Like it or not, something of God’s goodness and love dwells deep within each of us. Today’s gospel-reading is an invitation to us to let loose God’s life and love, first within ourselves, and then into our part of the world in the shape of compassion, encouragement, mending broken hearts, actions of mercy and justice. In so doing, we can help others to see and express their capacity for transfiguration.

Finally, we have to deal with the very challenging, and, often, misinterpreted first-reading about Abraham. If the words attributed to God. – “Take your son, your only son, the one you love, Isaac, and go to the land of Moriah. Sacrifice him there as a burnt offering on one of the mountains that I’ll point out to you” (Genesis 22, 2). – are meant to be taken literally, then I ask myself if I or anyone would want to believe in a God who asked that of anyone. Obedience to that kind of demand led to the genocide of the Holocaust, to the My Lai massacre in Vietnam and, more recently, to the attempted extermination of the Rohingya people in Myanmar. Obedience is a virtue only when it serves a cause that is just. Obedience for the sake of an unjust cause is cowardly, slavish and, even, criminal.

I am indebted to the insight of the great Jewish philosopher and theologian, Eliezer Berkovits (1908-1992) for an understanding of this Abraham story. In his gut-wrenching book, With God in Hell (Sanhédrin Press, N.Y. 1979), Berkovits explored questions like: Why did Jewish people hold on to their faith in God when they were being herded into ghettos across Europe by the German SS? Why did they continue to have their children circumcised as a sign of their covenant with God? Why did they continue to pray in the face of death during their days in Nazi concentration camps? How did they manage to keep blessing God as the Holy One of Israel when it seemed as though that God had abandoned them? Berkovits found his answer in the story of Abraham. It was there that he came to appreciate the unbreakable trust that held Abraham and God together. In trying to describe that trust, he imagined what Abraham might have said to God as he experienced three days of hell on his journey to Moriah to sacrifice Isaac:
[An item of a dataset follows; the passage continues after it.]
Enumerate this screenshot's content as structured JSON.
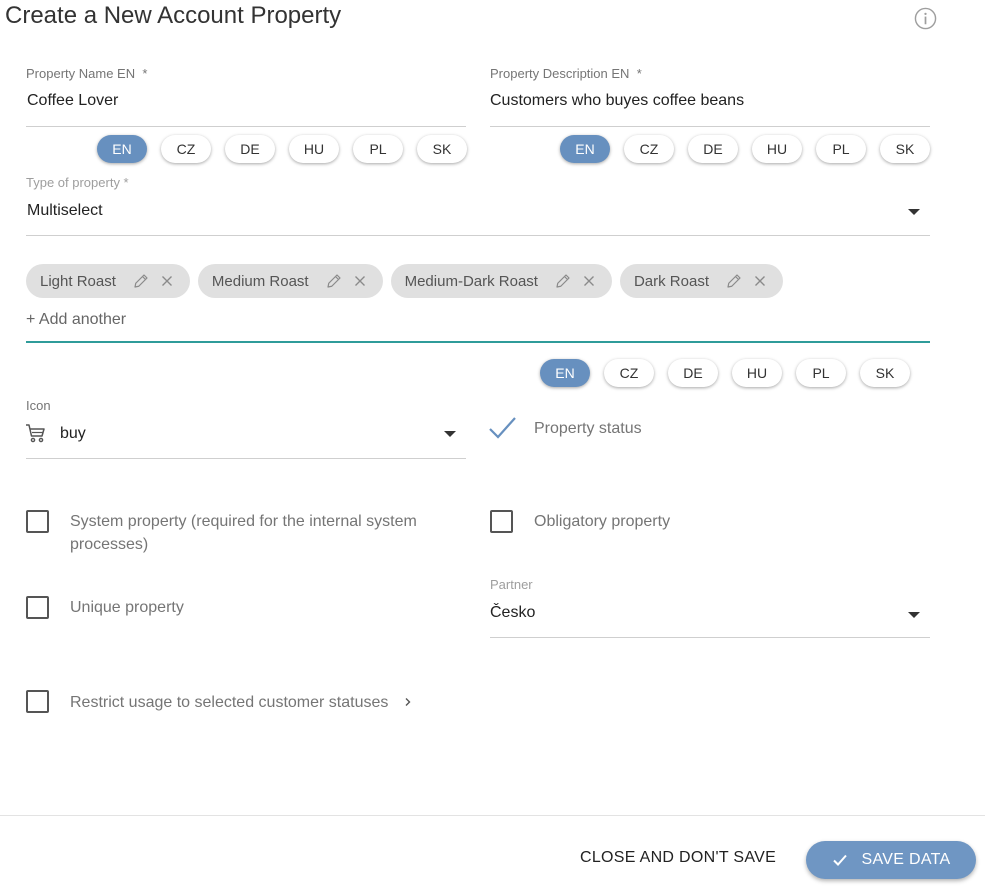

In this situation, I don’t understand You. Your behaviour violates our covenant; still, I trust You because it is You and me, because it is us, Almighty God! What You are asking of me is terrible…But I have known You, my God. You have loved me, and I love You. My God, You are breaking your word to me…Yet, I trust You; I trust You.
Berkovits shows just how intimate was the relationship between Abraham and God. In seemingly impossible circumstances, it was God who had blessed Abraham and Sarah with their son, Isaac. And Abraham, struggling with a demand he could not understand, was still able to trust God with the life of the child God had given him. Somehow Abraham came to discover that life and life with God are one and the same. As a consequence, he could not bring himself to choose survival. – his own survival and that of his son. – over life with God. He could not live apart from God.
Other stories in Genesis relate how Abraham’s trust in God had faltered. Remember that, out of fear of being killed if it were discovered that Sarah was his wife, he passed her off as his sister, not once, but twice, thereby allowing her to be taken as a concubine by a foreign king. He put Sarah in that terrible situation because he didn’t have sufficient trust in God.
The message of the Abraham saga is that God has chosen to establish a mutual trust relationship with us human beings. We know that trusting other humans makes us vulnerable. We can be deeply hurt when trust is betrayed. Trusting God can also make us feel vulnerable. Still, God has chosen to relate to us and our world through trust. The life, death and resurrection of Jesus testifies to his trust in God and God’s trust in him, and, by extension, in us his brothers and sisters. Trusting in God can hurt like hell; it can also be bewildering. Jesus assures us that it will eventually take us into the arms of God. Can we put our trust in him?